Electronic Arts, the world's biggest video game distributor, is taking heat from customers and retailers alike for its bungled release of the year's most anticipated title, Rock Band.
The full version of the video game— whichcomes witha plastic guitar, drums and a microphone that allow players tosimulate a band experience— was to be released in Canada on Thursday.
But retailers were operating under a cloud of confusion and could not say if they would even have the game in time for Christmas.
Several EB Games outlets said they expected shipments to arriveThursday, but were unsure when or how many they would receive. Best Buy and Future Shop stores told customers the game would be delayed until Dec. 28.

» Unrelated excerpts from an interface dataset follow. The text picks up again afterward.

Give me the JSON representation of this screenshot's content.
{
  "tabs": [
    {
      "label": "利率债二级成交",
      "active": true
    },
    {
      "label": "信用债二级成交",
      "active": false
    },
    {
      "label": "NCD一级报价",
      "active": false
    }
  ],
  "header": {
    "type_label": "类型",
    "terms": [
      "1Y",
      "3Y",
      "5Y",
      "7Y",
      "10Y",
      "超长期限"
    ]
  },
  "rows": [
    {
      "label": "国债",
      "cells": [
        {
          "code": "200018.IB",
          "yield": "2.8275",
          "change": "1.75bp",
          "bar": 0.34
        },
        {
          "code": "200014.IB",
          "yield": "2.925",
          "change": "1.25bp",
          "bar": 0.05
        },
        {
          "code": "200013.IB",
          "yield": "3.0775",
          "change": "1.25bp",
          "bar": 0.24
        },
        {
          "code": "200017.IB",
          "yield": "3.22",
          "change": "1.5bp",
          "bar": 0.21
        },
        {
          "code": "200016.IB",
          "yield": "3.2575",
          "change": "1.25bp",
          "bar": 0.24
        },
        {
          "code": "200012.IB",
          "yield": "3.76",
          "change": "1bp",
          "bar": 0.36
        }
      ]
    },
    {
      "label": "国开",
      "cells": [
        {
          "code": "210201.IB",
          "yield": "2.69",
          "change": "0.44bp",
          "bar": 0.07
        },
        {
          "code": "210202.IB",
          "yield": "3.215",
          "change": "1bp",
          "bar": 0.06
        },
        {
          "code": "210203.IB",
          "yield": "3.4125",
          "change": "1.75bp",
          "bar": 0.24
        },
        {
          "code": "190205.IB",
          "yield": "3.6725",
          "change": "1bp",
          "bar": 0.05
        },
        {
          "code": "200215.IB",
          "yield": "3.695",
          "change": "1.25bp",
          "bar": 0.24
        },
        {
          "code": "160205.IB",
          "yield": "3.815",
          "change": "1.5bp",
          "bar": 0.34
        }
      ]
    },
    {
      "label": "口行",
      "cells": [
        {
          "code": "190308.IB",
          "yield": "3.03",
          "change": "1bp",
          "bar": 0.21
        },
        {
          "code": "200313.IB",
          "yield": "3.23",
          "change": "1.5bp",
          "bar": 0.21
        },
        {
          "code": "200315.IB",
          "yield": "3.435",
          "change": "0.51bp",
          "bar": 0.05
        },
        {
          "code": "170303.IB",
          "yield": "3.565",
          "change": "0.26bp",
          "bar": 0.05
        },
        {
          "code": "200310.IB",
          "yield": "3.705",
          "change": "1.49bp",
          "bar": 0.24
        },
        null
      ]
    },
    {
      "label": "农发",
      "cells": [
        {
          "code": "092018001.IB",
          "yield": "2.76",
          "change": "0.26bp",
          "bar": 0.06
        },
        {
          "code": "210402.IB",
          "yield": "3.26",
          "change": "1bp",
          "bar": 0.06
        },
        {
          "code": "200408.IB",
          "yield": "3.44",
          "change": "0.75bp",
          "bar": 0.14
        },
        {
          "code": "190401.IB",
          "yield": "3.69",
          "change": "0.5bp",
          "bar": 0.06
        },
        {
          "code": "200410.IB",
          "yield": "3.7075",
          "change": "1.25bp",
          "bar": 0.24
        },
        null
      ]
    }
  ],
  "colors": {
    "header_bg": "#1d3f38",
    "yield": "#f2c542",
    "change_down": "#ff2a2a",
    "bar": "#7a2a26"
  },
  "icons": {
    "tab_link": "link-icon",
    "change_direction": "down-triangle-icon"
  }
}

The game waslaunched in the United States last month, but its Canadian releasehas beendelayed repeatedly. Up until about a month ago, retailers still did not know its release date or pricing.
Angry retailerson Thursday placed the blame for the foul-up squarely on EA.
"There are going to be a lot ofupset customers this Christmas," said an employee at an EB Games store in Toronto.
A spokesperson for EA saidWednesday night thatRock Band was the most complex game ever released, given that it was shipping with a bundle of peripherals.
"Demand has been incredibly strong in the U.S. and Canada and we're shipping Rock Band to retailers as quickly as we can make them, but we suggest lining up early if you want to get one in time for the holidays," he said.
Customers did line up Thursday morning, only to discover stores did not have any shipments or solid information.
A spokesperson for Harmonix, the game's maker, on Wednesday said EA had underestimated the demand for the game — the same explanation offered by Nintendo for shortagesof its popular Wii console.
EA had a direct measuring stick for demand of Rock Band, which is an evolution of the highly successful, Harmonix-created Guitar Hero franchise. The various Guitar Hero games have combined to sell more than569,000 units in Canada in 2007, according to figures from tracking firm NPD Group Canada. GuitarHeroIII itself has sold more than 240,000 copiessince its debut in October.
The EA spokespersoncould notsay how many units of Rock Band had been shipped into Canada.
OneEB Games store in Toronto had been told bythe companyit would receive 50units, which come in large boxes packed with the instruments. But the store was takenaback this week when EA cut the expected shipment to less than 20.
Similarly, another EB Games store was expecting fewer than 10 units on Thursday, which would not come close to matching its pre-ordered numbers.The store was told by EA it would receive another four or fivesporadically over the next few months, but not when they would arrive. EA also did not give the store a cut-off number for pre-orders.
Gamers were alsoangry with EA, with many losingfaith in the company and its release dates.
"Just 'cause a site says it'll be 20th, at this point, I'm not going to believe it," wrote one gamer on the official Rock Band forum."UntilI see it posted on the announcements pagehere or it's sitting in front of my TV inthree days, I'm going to continue believing it's been delayed."
"Do you think that Canadians are getting the respect they deserve from these companies?" wondered another.
The Rock Band website was taken down for "upgrading" early Thursday afternoon.